Tuesday, April 17, 2012

Paris to Ancaster - Part III

45k - I could feel that something was wrong.  I was beginning to cramp in my thighs and occasionally in my calves.  I thought I had prepared well, nutritionally speaking but alas there it was.  I was typically fine unless I was driving up a hill, that exertion seemed to bring on the cramping more than anything.  It was the first time I realized that mentally I was strong, my lungs were strong and I was not overwhelmed with the discouragement of the mud (by now I had probably carried my bike 3 to 4 kilometers) BUT that my body could actually overrule all of that and simply shut down.  I pressed on as best I could but my pace was slowing.

49 or 50k - My legs are going to physically cease turning the pedals if I don't find some energy for them.  I remembered that I packed a granola bar on a lark.  It probably saved the entire day for me as I could feel some energy come back about a km after I ate it.

If the race ended here I would have been golden.

54k - Cheering spectators are beginning to appear in clumps.  Must be close to the end.  Please let it be close to the end.  Some guy with a British accent yells out to us "Keep pushing.  Only 3.6 km to go."  He seemed so precise, and raised my hopes but he was off by a few km's.  That really messed with my head!

58k - There are easily as many people walking their bikes now as there are riding them.  I was fifty-fifty.  Even the smallest climbs seemed huge to my aching legs.  Unfortunately (but I loved it!) the pitch to the finish is very steep.  Seems like it'll never end.  I have long since given up any consideration of my overall time.  I resolved long ago that a victory for me is to finish.

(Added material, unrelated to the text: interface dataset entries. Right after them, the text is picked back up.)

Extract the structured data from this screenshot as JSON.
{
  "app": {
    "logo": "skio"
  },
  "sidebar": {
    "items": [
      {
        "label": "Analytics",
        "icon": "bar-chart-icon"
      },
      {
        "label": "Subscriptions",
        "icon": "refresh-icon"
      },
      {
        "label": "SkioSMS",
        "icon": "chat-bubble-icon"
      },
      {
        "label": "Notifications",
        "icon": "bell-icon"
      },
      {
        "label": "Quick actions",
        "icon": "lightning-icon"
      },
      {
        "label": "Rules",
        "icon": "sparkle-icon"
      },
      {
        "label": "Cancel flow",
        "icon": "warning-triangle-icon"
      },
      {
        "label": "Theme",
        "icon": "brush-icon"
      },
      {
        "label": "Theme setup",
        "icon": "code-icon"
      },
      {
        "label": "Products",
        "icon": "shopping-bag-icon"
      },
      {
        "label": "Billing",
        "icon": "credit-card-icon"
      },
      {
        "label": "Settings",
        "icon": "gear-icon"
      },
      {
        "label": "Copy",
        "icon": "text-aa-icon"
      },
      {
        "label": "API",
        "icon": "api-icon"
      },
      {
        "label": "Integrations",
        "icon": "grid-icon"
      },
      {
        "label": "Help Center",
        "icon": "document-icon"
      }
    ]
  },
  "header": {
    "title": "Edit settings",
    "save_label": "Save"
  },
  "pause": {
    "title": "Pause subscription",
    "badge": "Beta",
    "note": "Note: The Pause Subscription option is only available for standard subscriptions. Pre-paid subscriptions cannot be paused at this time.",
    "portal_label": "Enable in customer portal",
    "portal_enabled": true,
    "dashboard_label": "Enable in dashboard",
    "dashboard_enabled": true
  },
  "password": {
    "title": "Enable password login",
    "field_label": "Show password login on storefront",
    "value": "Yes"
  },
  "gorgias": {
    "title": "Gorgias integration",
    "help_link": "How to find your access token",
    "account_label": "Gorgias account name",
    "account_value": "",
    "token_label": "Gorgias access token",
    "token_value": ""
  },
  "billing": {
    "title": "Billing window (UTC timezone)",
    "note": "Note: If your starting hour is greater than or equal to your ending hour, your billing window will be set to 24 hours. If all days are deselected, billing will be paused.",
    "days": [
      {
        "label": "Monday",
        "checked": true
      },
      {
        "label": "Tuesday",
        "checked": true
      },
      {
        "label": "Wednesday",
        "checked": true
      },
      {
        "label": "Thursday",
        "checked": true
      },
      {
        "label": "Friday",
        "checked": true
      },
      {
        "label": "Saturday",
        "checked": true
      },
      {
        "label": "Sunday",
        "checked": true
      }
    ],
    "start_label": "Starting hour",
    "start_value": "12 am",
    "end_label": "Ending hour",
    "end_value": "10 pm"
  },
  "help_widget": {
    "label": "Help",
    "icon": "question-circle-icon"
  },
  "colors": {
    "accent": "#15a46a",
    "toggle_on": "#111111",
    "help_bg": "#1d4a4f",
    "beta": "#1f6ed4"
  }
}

59.5k - I'm walking my bike up the climb and a spectator yells "You're almost there!  Throw that leg over the bar!"  It occurs to me that yes, he is right, I don't want to finish this race walking.  So I get on the saddle and somehow push through the last of the hill, passing one last person as I do so, to finish.

All I can think of now is, "Where can I get some food?"

UNEXPECTED category:

  • After carrying my bike as much as I did I can honestly say that for the first time in my life I had carbon-frame envy!
  • I saw a lot of broken derailleurs but mine was never one of them.
  • I never did puncture, something I was certain would happen.  I do wonder if I had punctured if it would have broken me mentally though.
  • Unicyclists are insane.
  • Tandems are insane.
  • Fixies are insane.
  • All the arrogance I observed before the race melted away on the course.  We were suddenly all friends, joking with one another as we raced.  It was awesome camaraderie. 
  • I lost at least 10 minutes waiting for the police to move us through busy highway intersections.  This was the great equalizer.  People that I had passed minutes before were caught up to me again.
  • Even one volunteer or spectator at the side cheering you on is a really big deal.
  • My gears shifted arbitrarily throughout the race because of the mud caked on everywhere.  
  • You can't tell a book by it's cover.  People wearing Nike running shoes and khakis on a 40 pound Sears special were beating me.  Whereas I was passing some who looked like they were outfitted for the Tour.  Go figure.
  • You loose all pretense on a race like this.  At some point I was just competing with myself to finish.
Happy but exhausted.  A lot of mixed emotions at the finish.

This is after I removed about 2 fistfull's of mud already.

My commuting bike is still wondering what just happened!

This is the first wave.  I was in the third wave.  By the time I crossed this same spot 1000 riders had come before me.

In the end I finished something like 786th out of the total number of riders.  Including all the teams and such I heard that there were over 2000 racing, so I guess I did ok.  They had trouble with the timing chips and I think are still trying to fiddle with it, but as of right now it seems the 60k took me 3 hours and 40 minutes.  That's 40 minutes shy of a goal that I thought was very attainable.  Oh so humbling.

I would do this again in a heartbeat though.  To wit, I am searching for other races on this years calendar.

Motivation achieved. 

1 comment:

  1. Congratulations! and great story. It is good to see the inspiration, motivation, and anticipation of future events. I guess the Wilson racing fire has been sparked.